Implementing green changes without a plan
Effective, long-term planning is the key to business success. This principle needs to be applied to green organizations as well.
Before implementing a green strategy, you must answer the following questions:
- How will I communicate my green business philosophy to my customers?
- How will running a green business affect my revenue stream?
- How will adopting green business strategies change my monthly expenses? Will they increase or decrease them?
- How will my company finance green upgrades and other investments?
The biggest mistake that too many green businesses make is being overly optimistic with these forecasts. Take the time to collect objective data and make your decisions accordingly. This will help you run a much more profitable green business.
Not considering the benefits of green printing
Too many companies believe that going paperless is the only way to run a green organization. Unfortunately, going 100% paperless it’s not feasible for most companies.

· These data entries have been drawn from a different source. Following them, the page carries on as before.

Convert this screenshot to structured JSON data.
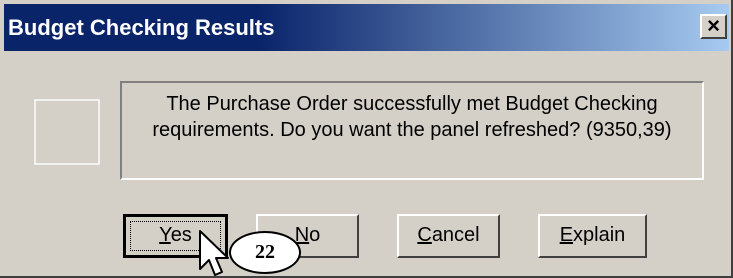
{
  "dialog": {
    "title": "Budget Checking Results",
    "close_label": "×",
    "message": {
      "line1": "The Purchase Order successfully met Budget Checking",
      "line2": "requirements. Do you want the panel refreshed? (9350,39)"
    },
    "buttons": {
      "yes": {
        "mnemonic": "Y",
        "rest": "es"
      },
      "no": {
        "mnemonic": "N",
        "rest": "o"
      },
      "cancel": {
        "mnemonic": "C",
        "rest": "ancel"
      },
      "explain": {
        "mnemonic": "E",
        "rest": "xplain"
      }
    }
  },
  "annotation": {
    "step_number": "22"
  },
  "colors": {
    "titlebar_dark": "#0a246a",
    "titlebar_light": "#a6caf0",
    "dialog_face": "#d4d0c8"
  }
}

Rather than aim for an unrealistic goal, consider the option of using a more environmentally friendly printer. It won’t be perfect, but it will be better than the alternative.
According to experts from Doranix, environmental printers have several benefits:
- They can process paper that has been completely recycled.
- They consume less energy than traditional printers.
- They use ink that is more environmentally friendly.
You want to take a look at different green printers and compare them. You’ll find that some will meet your needs as a green business.
Poorly communicating your green business strategy to customers
Brand positioning doesn’t happen on its own. If you want to run a successful green business, you must communicate your message to customers as clearly as possible. You must also avoid the appearance that you are patronizing them.
The best approach is to be clear when you were first making the change. I’ll make an announcement about your company‘s commitment to sustainability.
You also want to reinforce this message overtime by using green labels on all of your products. You don’t have to be blatant with your messaging at this stage. Simply provide a small, daily reminder on your products and invoices.
Finally, it is a good idea to participate in green business seminars and other events. If your community has a local Green Chamber of Commerce, you should consider joining as well.